Flying? Leave your hoverboard at home.
On Thursday, Delta (, )United ( and )American ( announced they wouldn't allow hoverboards on flights because of safety concerns related to the devices' lithium-ion batteries. )
Delta said it decided that certain hoverboard makers don't disclose adequate information about the size or power of the batteries inside the devices. Federal rules limit the types of batteries allowed on planes because of the risk of combustion.
The change is effective immediately on United flights and begins Friday on Delta.
American said it would start implementing the policy on Saturday. It decided to ban the scooters in response to an ongoing investigation by the U.S. Consumer Product Safety Commission.
In addition, online retailer Overstock.com announced this week it would stop selling hoverboards on its website -- effective immediately.
Overstock ( )explained that the removal was a precaution taken in response to recent news about the self-balancing scooters.
Concerns have been raised that certain hoverboard models could overheat, explode or catch fire because of a faulty plug.
"Customer safety is always our top priority," said Mitch Edwards, Overstock's general counsel.
Overstock also said it had reached out to customers who had purchased the scooters and offered to refund their money.

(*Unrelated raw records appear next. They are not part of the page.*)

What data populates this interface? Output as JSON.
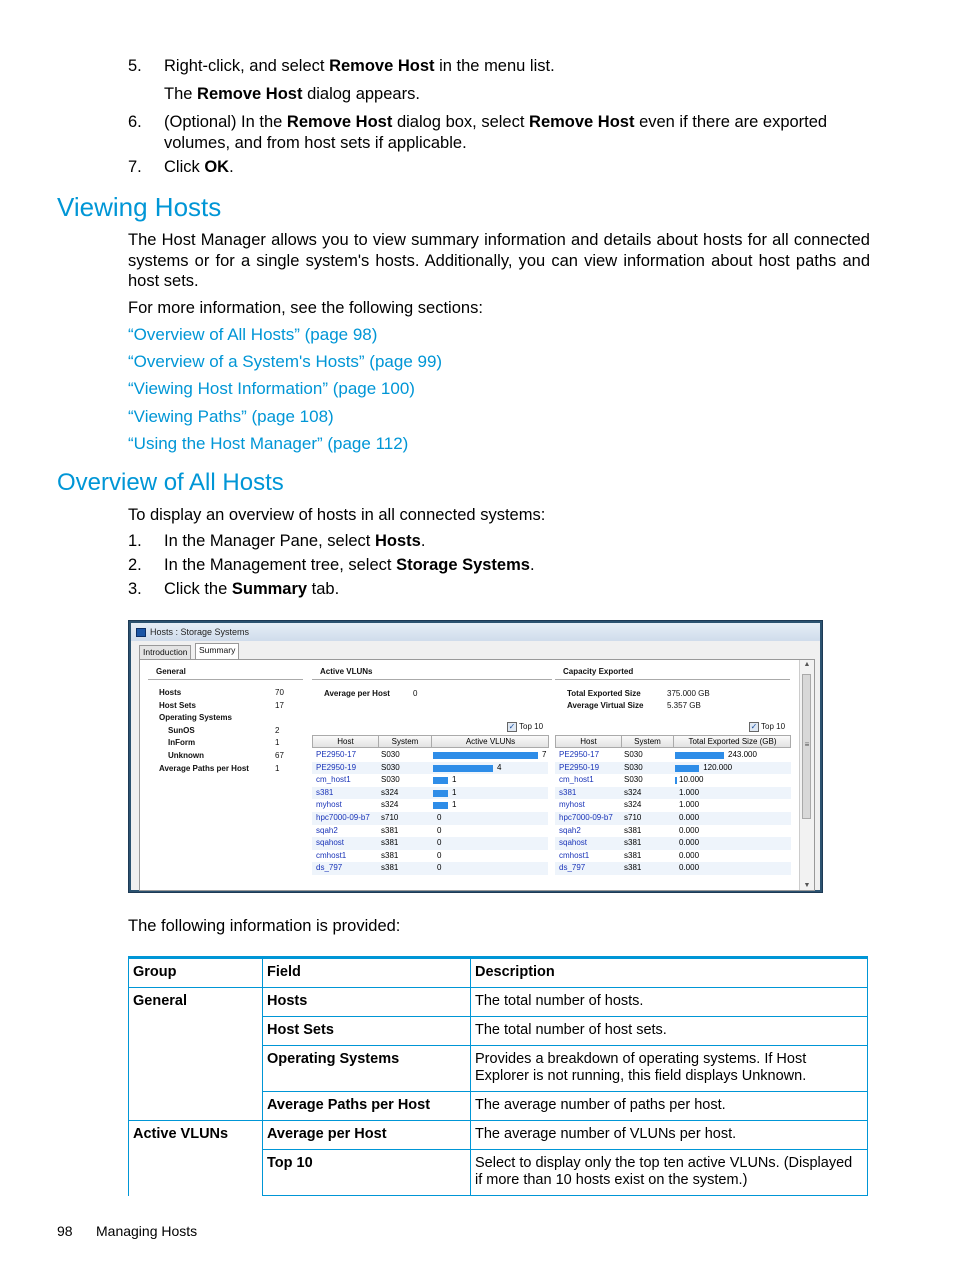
{
  "steps_top": [
    {
      "num": "5.",
      "parts": [
        {
          "t": "Right-click, and select "
        },
        {
          "b": "Remove Host"
        },
        {
          "t": " in the menu list."
        }
      ]
    },
    {
      "num": "",
      "parts": [
        {
          "t": "The "
        },
        {
          "b": "Remove Host"
        },
        {
          "t": " dialog appears."
        }
      ]
    },
    {
      "num": "6.",
      "parts": [
        {
          "t": "(Optional) In the "
        },
        {
          "b": "Remove Host"
        },
        {
          "t": " dialog box, select "
        },
        {
          "b": "Remove Host"
        },
        {
          "t": " even if there are exported volumes, and from host sets if applicable."
        }
      ]
    },
    {
      "num": "7.",
      "parts": [
        {
          "t": "Click "
        },
        {
          "b": "OK"
        },
        {
          "t": "."
        }
      ]
    }
  ],
  "section1": {
    "heading": "Viewing Hosts",
    "intro": "The Host Manager allows you to view summary information and details about hosts for all connected systems or for a single system's hosts. Additionally, you can view information about host paths and host sets.",
    "see_also": "For more information, see the following sections:",
    "links": [
      "“Overview of All Hosts” (page 98)",
      "“Overview of a System's Hosts” (page 99)",
      "“Viewing Host Information” (page 100)",
      "“Viewing Paths” (page 108)",
      "“Using the Host Manager” (page 112)"
    ]
  },
  "section2": {
    "heading": "Overview of All Hosts",
    "intro": "To display an overview of hosts in all connected systems:",
    "steps": [
      {
        "num": "1.",
        "parts": [
          {
            "t": "In the Manager Pane, select "
          },
          {
            "b": "Hosts"
          },
          {
            "t": "."
          }
        ]
      },
      {
        "num": "2.",
        "parts": [
          {
            "t": "In the Management tree, select "
          },
          {
            "b": "Storage Systems"
          },
          {
            "t": "."
          }
        ]
      },
      {
        "num": "3.",
        "parts": [
          {
            "t": "Click the "
          },
          {
            "b": "Summary"
          },
          {
            "t": " tab."
          }
        ]
      }
    ]
  },
  "window": {
    "title": "Hosts : Storage Systems",
    "tabs": [
      "Introduction",
      "Summary"
    ],
    "active_tab": "Summary",
    "general": {
      "title": "General",
      "rows": [
        {
          "label": "Hosts",
          "value": "70",
          "indent": false
        },
        {
          "label": "Host Sets",
          "value": "17",
          "indent": false
        },
        {
          "label": "Operating Systems",
          "value": "",
          "indent": false
        },
        {
          "label": "SunOS",
          "value": "2",
          "indent": true
        },
        {
          "label": "InForm",
          "value": "1",
          "indent": true
        },
        {
          "label": "Unknown",
          "value": "67",
          "indent": true
        },
        {
          "label": "Average Paths per Host",
          "value": "1",
          "indent": false
        }
      ]
    },
    "active_vluns": {
      "title": "Active VLUNs",
      "avg_label": "Average per Host",
      "avg_value": "0",
      "top10_label": "Top 10",
      "top10_checked": true,
      "columns": [
        "Host",
        "System",
        "Active VLUNs"
      ],
      "max": 7,
      "rows": [
        {
          "host": "PE2950-17",
          "system": "S030",
          "value": 7,
          "label": "7"
        },
        {
          "host": "PE2950-19",
          "system": "S030",
          "value": 4,
          "label": "4"
        },
        {
          "host": "cm_host1",
          "system": "S030",
          "value": 1,
          "label": "1"
        },
        {
          "host": "s381",
          "system": "s324",
          "value": 1,
          "label": "1"
        },
        {
          "host": "myhost",
          "system": "s324",
          "value": 1,
          "label": "1"
        },
        {
          "host": "hpc7000-09-b7",
          "system": "s710",
          "value": 0,
          "label": "0"
        },
        {
          "host": "sqah2",
          "system": "s381",
          "value": 0,
          "label": "0"
        },
        {
          "host": "sqahost",
          "system": "s381",
          "value": 0,
          "label": "0"
        },
        {
          "host": "cmhost1",
          "system": "s381",
          "value": 0,
          "label": "0"
        },
        {
          "host": "ds_797",
          "system": "s381",
          "value": 0,
          "label": "0"
        }
      ]
    },
    "capacity": {
      "title": "Capacity Exported",
      "total_label": "Total Exported Size",
      "total_value": "375.000 GB",
      "avg_label": "Average Virtual Size",
      "avg_value": "5.357 GB",
      "top10_label": "Top 10",
      "top10_checked": true,
      "columns": [
        "Host",
        "System",
        "Total Exported Size (GB)"
      ],
      "max": 243,
      "rows": [
        {
          "host": "PE2950-17",
          "system": "S030",
          "value": 243,
          "label": "243.000"
        },
        {
          "host": "PE2950-19",
          "system": "S030",
          "value": 120,
          "label": "120.000"
        },
        {
          "host": "cm_host1",
          "system": "S030",
          "value": 10,
          "label": "10.000"
        },
        {
          "host": "s381",
          "system": "s324",
          "value": 1,
          "label": "1.000"
        },
        {
          "host": "myhost",
          "system": "s324",
          "value": 1,
          "label": "1.000"
        },
        {
          "host": "hpc7000-09-b7",
          "system": "s710",
          "value": 0,
          "label": "0.000"
        },
        {
          "host": "sqah2",
          "system": "s381",
          "value": 0,
          "label": "0.000"
        },
        {
          "host": "sqahost",
          "system": "s381",
          "value": 0,
          "label": "0.000"
        },
        {
          "host": "cmhost1",
          "system": "s381",
          "value": 0,
          "label": "0.000"
        },
        {
          "host": "ds_797",
          "system": "s381",
          "value": 0,
          "label": "0.000"
        }
      ]
    }
  },
  "provided_text": "The following information is provided:",
  "info_table": {
    "headers": [
      "Group",
      "Field",
      "Description"
    ],
    "rows": [
      {
        "group": "General",
        "field": "Hosts",
        "desc": "The total number of hosts."
      },
      {
        "group": "",
        "field": "Host Sets",
        "desc": "The total number of host sets."
      },
      {
        "group": "",
        "field": "Operating Systems",
        "desc": "Provides a breakdown of operating systems. If Host Explorer is not running, this field displays Unknown."
      },
      {
        "group": "",
        "field": "Average Paths per Host",
        "desc": "The average number of paths per host."
      },
      {
        "group": "Active VLUNs",
        "field": "Average per Host",
        "desc": "The average number of VLUNs per host."
      },
      {
        "group": "",
        "field": "Top 10",
        "desc": "Select to display only the top ten active VLUNs. (Displayed if more than 10 hosts exist on the system.)"
      }
    ]
  },
  "footer": {
    "page_number": "98",
    "chapter": "Managing Hosts"
  },
  "colors": {
    "heading": "#0096d6",
    "link": "#0096d6",
    "table_rule": "#0096d6",
    "bar": "#2e8de8",
    "host_link": "#1a34b8"
  }
}
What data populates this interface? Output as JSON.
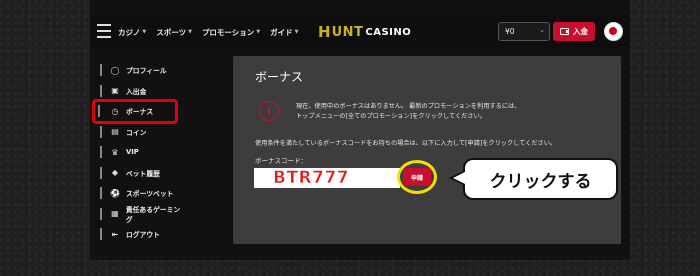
{
  "header": {
    "nav": [
      {
        "label": "カジノ"
      },
      {
        "label": "スポーツ"
      },
      {
        "label": "プロモーション"
      },
      {
        "label": "ガイド"
      }
    ],
    "logo": {
      "h": "H",
      "unt": "UNT",
      "casino": "CASINO"
    },
    "balance": "¥0",
    "deposit_label": "入金"
  },
  "sidebar": {
    "items": [
      {
        "label": "プロフィール",
        "icon": "user-icon"
      },
      {
        "label": "入出金",
        "icon": "wallet-icon"
      },
      {
        "label": "ボーナス",
        "icon": "bonus-icon",
        "active": true
      },
      {
        "label": "コイン",
        "icon": "coin-icon"
      },
      {
        "label": "VIP",
        "icon": "crown-icon"
      },
      {
        "label": "ベット履歴",
        "icon": "diamond-icon"
      },
      {
        "label": "スポーツベット",
        "icon": "sports-icon"
      },
      {
        "label": "責任あるゲーミング",
        "icon": "shield-icon"
      },
      {
        "label": "ログアウト",
        "icon": "logout-icon"
      }
    ]
  },
  "panel": {
    "title": "ボーナス",
    "notice_line1": "現在、使用中のボーナスはありません。 最新のプロモーションを利用するには、",
    "notice_line2": "トップメニューの[全てのプロモーション]をクリックしてください。",
    "instruction": "使用条件を満たしているボーナスコードをお持ちの場合は、以下に入力して[申請]をクリックしてください。",
    "code_label": "ボーナスコード：",
    "code_value": "BTR777",
    "apply_label": "申請"
  },
  "callout": {
    "text": "クリックする"
  },
  "colors": {
    "accent_red": "#c8102e",
    "highlight_yellow": "#f2e100",
    "highlight_red": "#e0000f"
  }
}
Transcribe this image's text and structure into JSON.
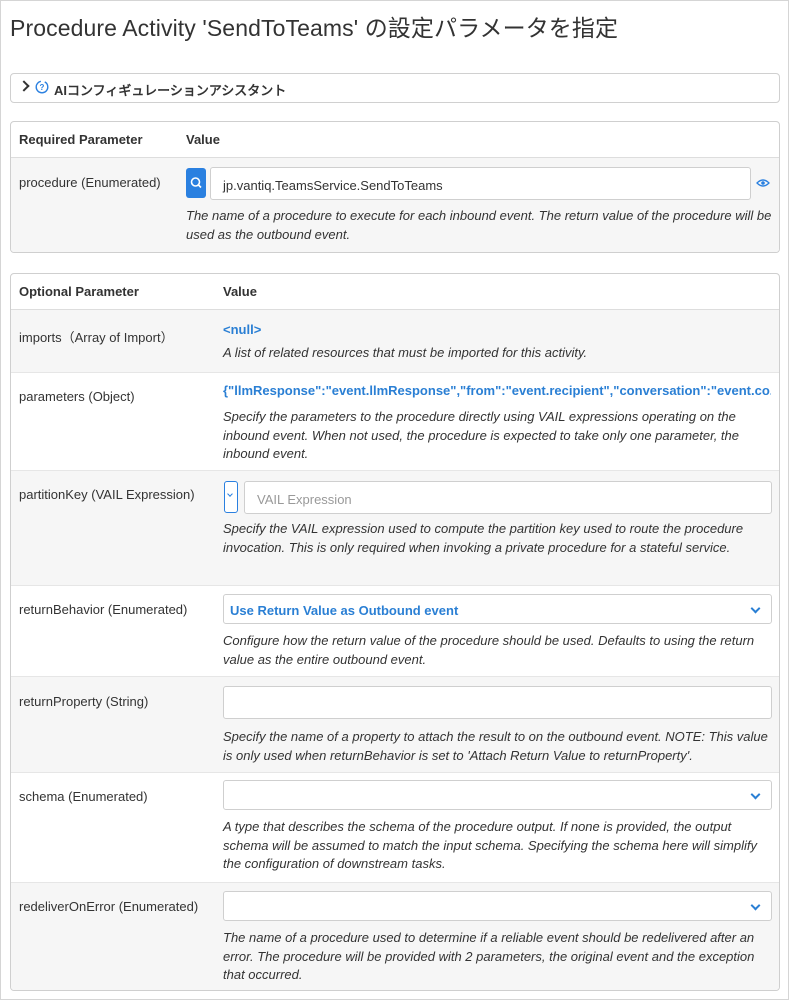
{
  "page_title": "Procedure Activity 'SendToTeams' の設定パラメータを指定",
  "ai_assistant": {
    "label": "AIコンフィギュレーションアシスタント",
    "icon": "ai-assistant-icon"
  },
  "colors": {
    "accent": "#2a80e0",
    "link": "#2a7fd4",
    "text": "#333333"
  },
  "required": {
    "header_param": "Required Parameter",
    "header_value": "Value",
    "procedure": {
      "name": "procedure (Enumerated)",
      "value": "jp.vantiq.TeamsService.SendToTeams",
      "description": "The name of a procedure to execute for each inbound event. The return value of the procedure will be used as the outbound event."
    }
  },
  "optional": {
    "header_param": "Optional Parameter",
    "header_value": "Value",
    "imports": {
      "name": "imports（Array of Import）",
      "value": "<null>",
      "description": "A list of related resources that must be imported for this activity."
    },
    "parameters": {
      "name": "parameters (Object)",
      "value": "{\"llmResponse\":\"event.llmResponse\",\"from\":\"event.recipient\",\"conversation\":\"event.co...",
      "description": "Specify the parameters to the procedure directly using VAIL expressions operating on the inbound event. When not used, the procedure is expected to take only one parameter, the inbound event."
    },
    "partitionKey": {
      "name": "partitionKey (VAIL Expression)",
      "placeholder": "VAIL Expression",
      "description": "Specify the VAIL expression used to compute the partition key used to route the procedure invocation. This is only required when invoking a private procedure for a stateful service."
    },
    "returnBehavior": {
      "name": "returnBehavior (Enumerated)",
      "value": "Use Return Value as Outbound event",
      "description": "Configure how the return value of the procedure should be used. Defaults to using the return value as the entire outbound event."
    },
    "returnProperty": {
      "name": "returnProperty (String)",
      "value": "",
      "description": "Specify the name of a property to attach the result to on the outbound event. NOTE: This value is only used when returnBehavior is set to 'Attach Return Value to returnProperty'."
    },
    "schema": {
      "name": "schema (Enumerated)",
      "value": "",
      "description": "A type that describes the schema of the procedure output. If none is provided, the output schema will be assumed to match the input schema. Specifying the schema here will simplify the configuration of downstream tasks."
    },
    "redeliverOnError": {
      "name": "redeliverOnError (Enumerated)",
      "value": "",
      "description": "The name of a procedure used to determine if a reliable event should be redelivered after an error. The procedure will be provided with 2 parameters, the original event and the exception that occurred."
    }
  }
}
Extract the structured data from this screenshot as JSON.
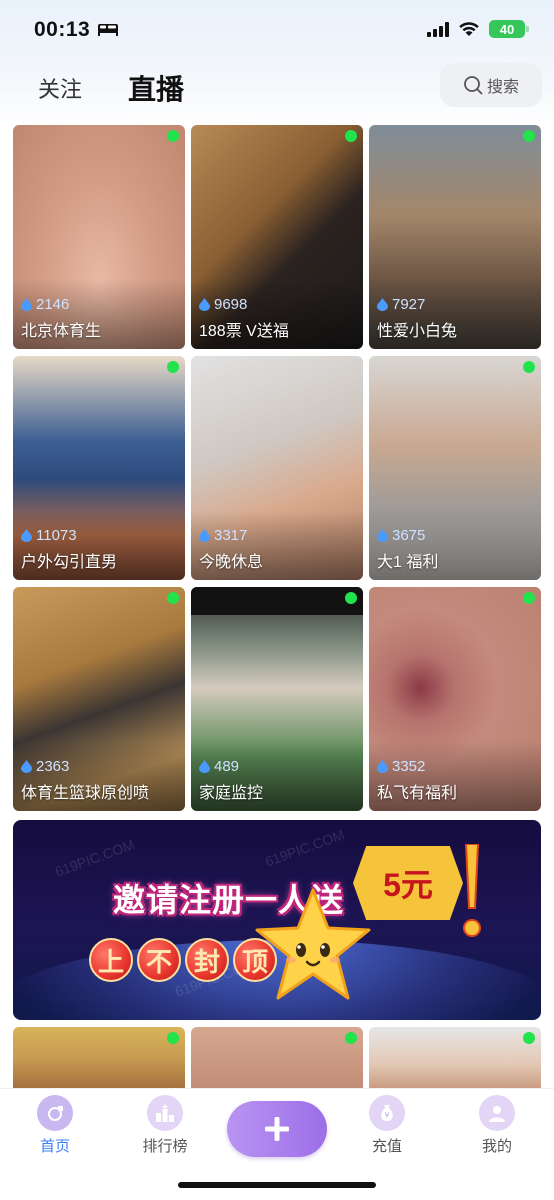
{
  "status_bar": {
    "time": "00:13",
    "battery": "40"
  },
  "header": {
    "tab_follow": "关注",
    "tab_live": "直播",
    "search_label": "搜索"
  },
  "cards": [
    {
      "viewers": "2146",
      "title": "北京体育生"
    },
    {
      "viewers": "9698",
      "title": "188票 V送福"
    },
    {
      "viewers": "7927",
      "title": "性爱小白兔"
    },
    {
      "viewers": "11073",
      "title": "户外勾引直男"
    },
    {
      "viewers": "3317",
      "title": "今晚休息"
    },
    {
      "viewers": "3675",
      "title": "大1 福利"
    },
    {
      "viewers": "2363",
      "title": "体育生篮球原创喷"
    },
    {
      "viewers": "489",
      "title": "家庭监控"
    },
    {
      "viewers": "3352",
      "title": "私飞有福利"
    }
  ],
  "banner": {
    "headline": "邀请注册一人送",
    "reward": "5元",
    "slogan": [
      "上",
      "不",
      "封",
      "顶"
    ],
    "watermark": "619PIC.COM"
  },
  "bottom_nav": {
    "home": "首页",
    "rank": "排行榜",
    "recharge": "充值",
    "me": "我的"
  },
  "colors": {
    "accent": "#3b7ff5",
    "live_dot": "#21e34b",
    "plus_button": "#a77cec"
  }
}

"We will continue to take every measure as this situation unfolds," Edwards said.
The bans are the latest setback for the scooters, which rely on wheels and don't actually hover.
In October, British authorities declared the scooters illegal to ride in public and nearly 90% of those imported since mid-October have been seized. The New York Police Department followed suit a month later.